━━━━━ Provided material ━━━━━

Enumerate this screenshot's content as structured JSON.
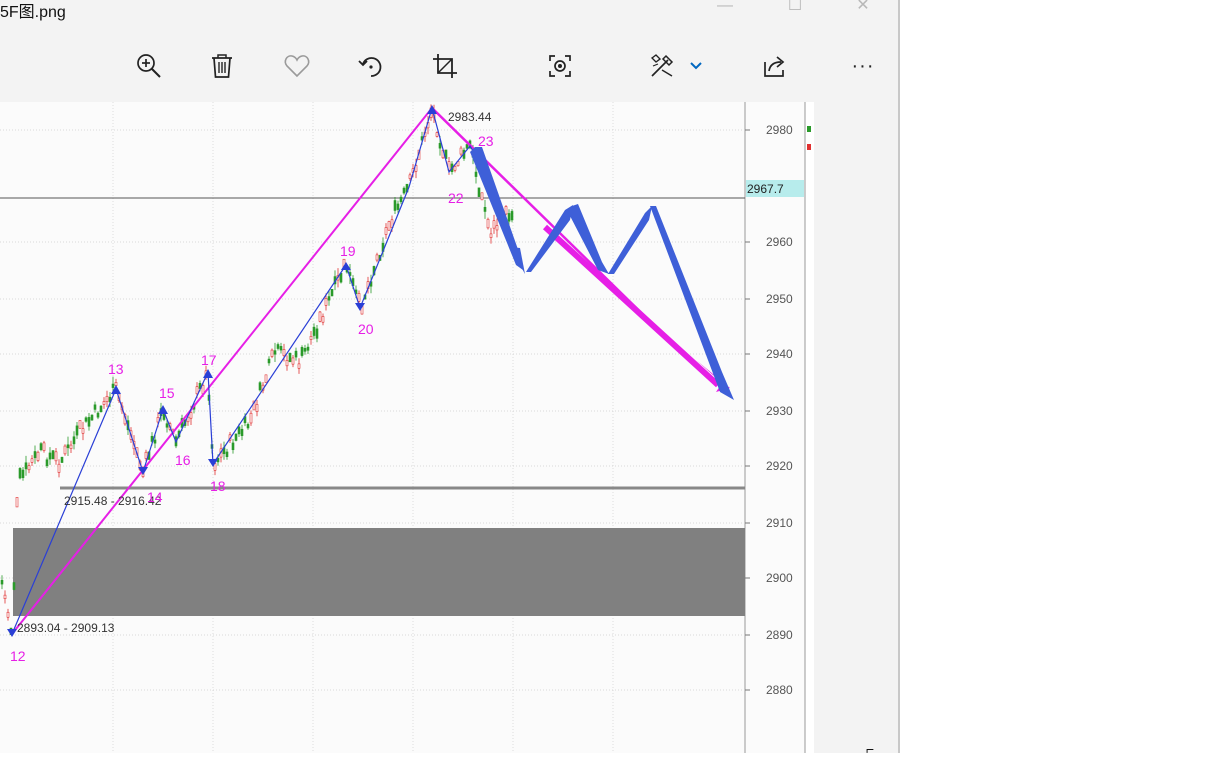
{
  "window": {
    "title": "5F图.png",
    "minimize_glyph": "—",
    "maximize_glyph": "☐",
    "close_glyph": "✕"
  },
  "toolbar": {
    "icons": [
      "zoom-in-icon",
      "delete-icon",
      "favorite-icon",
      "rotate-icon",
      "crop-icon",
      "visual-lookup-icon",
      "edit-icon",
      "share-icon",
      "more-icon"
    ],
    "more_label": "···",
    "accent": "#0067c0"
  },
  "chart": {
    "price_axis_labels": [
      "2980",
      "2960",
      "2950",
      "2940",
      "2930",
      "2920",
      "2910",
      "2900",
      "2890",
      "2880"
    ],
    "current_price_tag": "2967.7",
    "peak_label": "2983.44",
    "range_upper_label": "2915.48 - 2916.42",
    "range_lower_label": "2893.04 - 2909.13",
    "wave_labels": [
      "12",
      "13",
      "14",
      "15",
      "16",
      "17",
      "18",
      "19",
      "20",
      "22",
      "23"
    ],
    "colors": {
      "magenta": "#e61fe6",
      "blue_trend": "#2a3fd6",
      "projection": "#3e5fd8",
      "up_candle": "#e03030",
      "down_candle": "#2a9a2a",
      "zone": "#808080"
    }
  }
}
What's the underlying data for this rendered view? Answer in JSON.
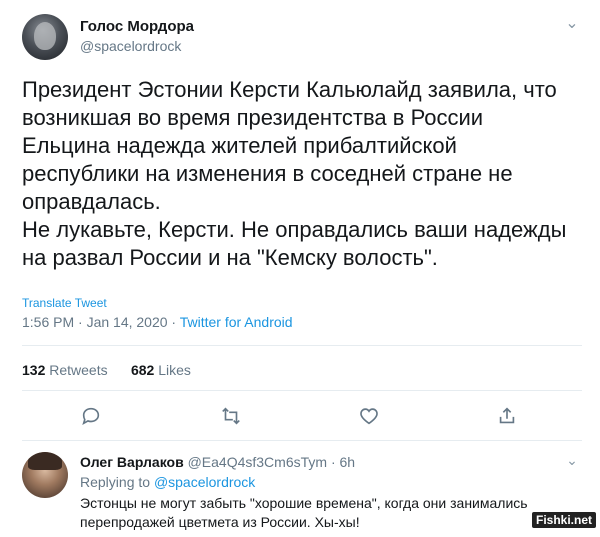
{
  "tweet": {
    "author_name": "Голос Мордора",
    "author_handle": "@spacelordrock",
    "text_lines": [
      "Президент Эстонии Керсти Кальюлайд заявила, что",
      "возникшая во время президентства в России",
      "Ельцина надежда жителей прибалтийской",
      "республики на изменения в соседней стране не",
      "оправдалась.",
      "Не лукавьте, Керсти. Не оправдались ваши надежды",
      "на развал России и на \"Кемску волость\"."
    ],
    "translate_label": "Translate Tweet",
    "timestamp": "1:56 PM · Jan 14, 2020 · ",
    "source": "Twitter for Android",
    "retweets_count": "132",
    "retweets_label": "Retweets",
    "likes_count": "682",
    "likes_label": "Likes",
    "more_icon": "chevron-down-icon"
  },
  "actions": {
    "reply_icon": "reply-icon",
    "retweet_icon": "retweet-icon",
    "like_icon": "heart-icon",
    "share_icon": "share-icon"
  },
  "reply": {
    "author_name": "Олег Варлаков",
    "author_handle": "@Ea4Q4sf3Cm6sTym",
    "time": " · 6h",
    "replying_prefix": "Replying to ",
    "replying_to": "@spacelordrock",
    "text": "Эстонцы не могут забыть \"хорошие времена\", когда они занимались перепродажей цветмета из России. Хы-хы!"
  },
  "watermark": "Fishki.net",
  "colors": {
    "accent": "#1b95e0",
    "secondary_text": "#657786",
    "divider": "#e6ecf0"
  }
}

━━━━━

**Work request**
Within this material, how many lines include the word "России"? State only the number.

**Finished task**
3